Warning: Based on information provided in several posts, and from talking to friends, it is very possible that you could severely electrocute yourself if you don’t know what you’re doing or if you touch the wrong part of the electronics. If you’re not sure it’s safe to do this then simply don’t. When I replaced the board I was very careful not to touch any components, including the underside of the board I was replacing. Of course, the unit must be unplugged before proceeding and it may be a good idea to let it sit for a couple of days before opening it.
A couple of weeks ago we experienced a power surge from a nearby lightning strike that damaged one HVAC unit along with a few electronics. One of the items that was damaged was our older 32″ Philips LCD TV. This was largely my fault. I used to have a surge protector on that TV but the last one quit working and I forgot to replace it.
When we tried to turn the TV back on it wouldn’t work and I noticed that a red LED, near the power LED, flashed 6 times, stopped, and then flashed the same sequence.
It was a bit of a gamble but I went ahead and purchased a (relatively) new power board from a seller on eBay for $85. If the main board had been damaged I would have lost the money I spent on the power board because replacing the main board would probably cost more than simply buying a new TV.
Before purchasing the new board I searched some forums and several did seem to indicate that it was most likely the power board. Before ordering a new one I opened the unit up and checked for any visible damage including bulging capacitors or a blown fuse.
I might as well confess, in case someone else has the same problem, that I completely overlooked the fuse on the power board. To put it simply, I may have spent $85 to replace a board when I might have only needed to buy a new fuse that probably costs less than $1. I don’t know how I missed it but I did.
I didn’t notice the fuse until I went to swap out the boards. As soon as I saw it I decided to just swap the boards rather than swap fuses. At that point I didn’t really want to know if I had just wasted money (and it’s entirely possible that I didn’t waste the cash).
The location of the fuse is circled in a photo of the power board, included below.
Opening the system was relatively simple. There are probably about eight hex screws on the back side of the TV (and four larger screws if the TV is mounted to the base that came with it). Note that when you flip the TV so the screen is facing down that it should be set on a soft surface such as a blank or a bed. The first time I opened it I ended up scratching part of the bezel on our wood floors.

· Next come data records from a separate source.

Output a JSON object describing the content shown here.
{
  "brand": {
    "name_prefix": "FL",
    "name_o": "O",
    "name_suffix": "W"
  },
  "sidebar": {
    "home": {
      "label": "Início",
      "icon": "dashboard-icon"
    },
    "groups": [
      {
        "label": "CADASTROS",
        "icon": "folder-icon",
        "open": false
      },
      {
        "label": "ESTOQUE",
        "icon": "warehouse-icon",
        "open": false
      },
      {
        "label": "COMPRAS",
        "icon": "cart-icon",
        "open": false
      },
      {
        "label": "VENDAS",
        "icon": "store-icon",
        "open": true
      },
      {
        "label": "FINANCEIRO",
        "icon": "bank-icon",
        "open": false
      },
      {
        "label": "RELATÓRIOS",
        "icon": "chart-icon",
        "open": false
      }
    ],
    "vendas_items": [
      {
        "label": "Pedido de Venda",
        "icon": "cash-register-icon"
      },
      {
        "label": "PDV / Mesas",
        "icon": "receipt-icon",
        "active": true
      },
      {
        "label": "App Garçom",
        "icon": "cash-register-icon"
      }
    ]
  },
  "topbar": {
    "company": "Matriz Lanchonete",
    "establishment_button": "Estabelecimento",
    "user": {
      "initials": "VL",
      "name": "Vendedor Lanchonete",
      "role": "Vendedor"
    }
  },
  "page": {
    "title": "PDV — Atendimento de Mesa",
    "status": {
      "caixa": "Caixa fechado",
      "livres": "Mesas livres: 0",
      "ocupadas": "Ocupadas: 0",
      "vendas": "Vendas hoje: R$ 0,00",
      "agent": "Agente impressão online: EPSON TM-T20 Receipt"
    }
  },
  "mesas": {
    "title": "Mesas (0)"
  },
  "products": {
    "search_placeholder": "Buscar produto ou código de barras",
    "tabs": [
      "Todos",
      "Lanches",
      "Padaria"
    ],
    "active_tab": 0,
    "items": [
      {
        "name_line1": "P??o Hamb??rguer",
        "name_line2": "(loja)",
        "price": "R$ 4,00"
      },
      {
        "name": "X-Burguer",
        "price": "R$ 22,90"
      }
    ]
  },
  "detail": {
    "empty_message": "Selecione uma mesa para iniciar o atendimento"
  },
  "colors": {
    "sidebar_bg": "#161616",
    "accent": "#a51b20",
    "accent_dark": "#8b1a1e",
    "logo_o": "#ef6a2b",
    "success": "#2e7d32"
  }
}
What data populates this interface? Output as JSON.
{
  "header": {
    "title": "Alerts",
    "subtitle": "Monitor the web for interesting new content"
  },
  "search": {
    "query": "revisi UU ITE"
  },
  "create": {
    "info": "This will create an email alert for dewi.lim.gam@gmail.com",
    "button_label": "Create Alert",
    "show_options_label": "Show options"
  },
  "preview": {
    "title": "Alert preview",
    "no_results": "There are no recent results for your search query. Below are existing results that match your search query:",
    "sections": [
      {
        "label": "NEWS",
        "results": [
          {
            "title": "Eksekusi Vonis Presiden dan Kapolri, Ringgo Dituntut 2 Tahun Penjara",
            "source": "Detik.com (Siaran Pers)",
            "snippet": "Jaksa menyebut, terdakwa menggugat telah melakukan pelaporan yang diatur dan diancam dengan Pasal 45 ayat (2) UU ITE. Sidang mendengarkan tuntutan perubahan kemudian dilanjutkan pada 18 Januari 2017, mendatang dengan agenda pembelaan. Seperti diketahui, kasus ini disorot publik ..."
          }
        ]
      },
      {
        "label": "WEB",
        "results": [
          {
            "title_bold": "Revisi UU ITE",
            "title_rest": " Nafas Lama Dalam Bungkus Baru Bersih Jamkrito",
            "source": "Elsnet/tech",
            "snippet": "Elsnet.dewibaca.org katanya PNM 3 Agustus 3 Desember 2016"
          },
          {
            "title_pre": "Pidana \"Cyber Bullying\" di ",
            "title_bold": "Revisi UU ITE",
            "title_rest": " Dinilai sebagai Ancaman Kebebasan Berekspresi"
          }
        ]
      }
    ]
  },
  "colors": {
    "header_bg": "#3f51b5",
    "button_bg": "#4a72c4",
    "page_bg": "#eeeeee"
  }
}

Swapping the boards is also simple as long as you’re very careful. There’s just three or four cables to detach and one plastic clip, which can be squeezed back under the board with a pair of needle nose pliers (try not to break the plastic clip since it helps to hold the board in place).
After I swapped out the boards, closed the TV, and powered it back up we had a working TV again.
Updated 09/30/2012: Three months have passed since I replaced the board and the television is still working just fine.
Updated 07/18/2013: The TV continues to work just as well as it did when I replaced the board.
Updated 03/11/2018: For some reason this post has started receiving attention. I’ve had a few folks point out that the fuse I mentioned should be the primary fuse so the LEDs shouldn’t have worked if it was actually bad. This certainly seems reasonable. Regardless, replacing the board absolutely fixed the problem, as indicated at the end of the post.